Element data from apps and pages

※ ※ ※

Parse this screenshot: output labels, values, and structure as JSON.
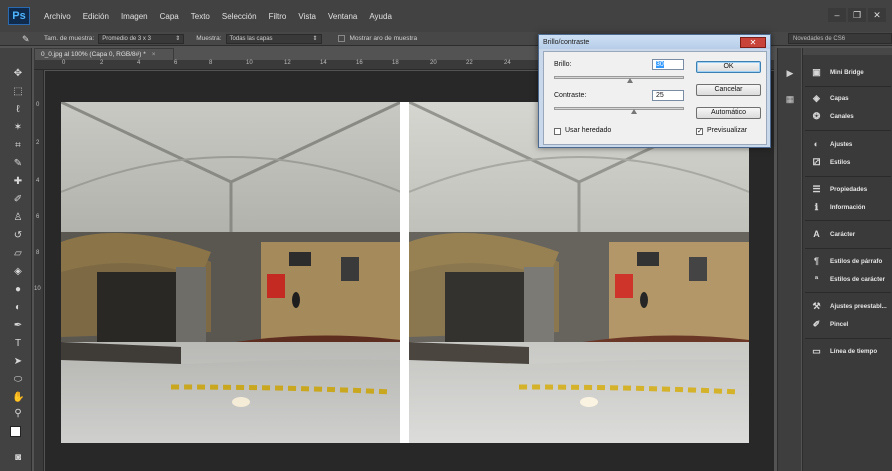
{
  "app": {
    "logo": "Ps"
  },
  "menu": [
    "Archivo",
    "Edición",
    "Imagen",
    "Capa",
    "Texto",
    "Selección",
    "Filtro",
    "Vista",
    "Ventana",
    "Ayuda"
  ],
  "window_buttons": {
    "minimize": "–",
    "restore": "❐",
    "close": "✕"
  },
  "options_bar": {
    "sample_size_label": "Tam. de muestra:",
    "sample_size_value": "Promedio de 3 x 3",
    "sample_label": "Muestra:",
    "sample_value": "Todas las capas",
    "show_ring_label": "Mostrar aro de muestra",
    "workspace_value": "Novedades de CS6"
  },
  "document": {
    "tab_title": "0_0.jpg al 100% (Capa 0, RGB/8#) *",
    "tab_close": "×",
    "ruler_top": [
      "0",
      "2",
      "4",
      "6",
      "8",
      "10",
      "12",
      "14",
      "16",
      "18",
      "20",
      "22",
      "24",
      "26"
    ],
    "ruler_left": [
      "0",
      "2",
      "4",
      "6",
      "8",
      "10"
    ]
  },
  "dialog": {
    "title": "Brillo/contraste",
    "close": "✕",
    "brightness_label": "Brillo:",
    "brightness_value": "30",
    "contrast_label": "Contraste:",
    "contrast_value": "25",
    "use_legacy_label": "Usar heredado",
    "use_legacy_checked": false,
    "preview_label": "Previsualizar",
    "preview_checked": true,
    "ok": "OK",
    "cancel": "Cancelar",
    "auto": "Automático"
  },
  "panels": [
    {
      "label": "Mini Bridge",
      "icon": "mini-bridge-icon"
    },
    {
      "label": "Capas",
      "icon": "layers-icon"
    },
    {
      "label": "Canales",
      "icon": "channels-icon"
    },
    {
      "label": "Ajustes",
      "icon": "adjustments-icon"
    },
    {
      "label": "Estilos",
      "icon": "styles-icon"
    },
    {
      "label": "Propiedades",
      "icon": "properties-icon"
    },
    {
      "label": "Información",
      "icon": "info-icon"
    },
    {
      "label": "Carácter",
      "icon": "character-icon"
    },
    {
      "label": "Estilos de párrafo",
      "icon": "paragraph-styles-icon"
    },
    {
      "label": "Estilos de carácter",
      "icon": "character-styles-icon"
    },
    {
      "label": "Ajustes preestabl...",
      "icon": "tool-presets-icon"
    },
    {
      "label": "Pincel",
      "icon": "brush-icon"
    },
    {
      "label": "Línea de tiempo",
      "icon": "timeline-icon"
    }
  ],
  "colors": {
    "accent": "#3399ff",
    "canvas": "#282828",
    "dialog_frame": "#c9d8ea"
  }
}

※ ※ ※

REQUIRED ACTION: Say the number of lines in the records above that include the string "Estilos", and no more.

ANSWER: 3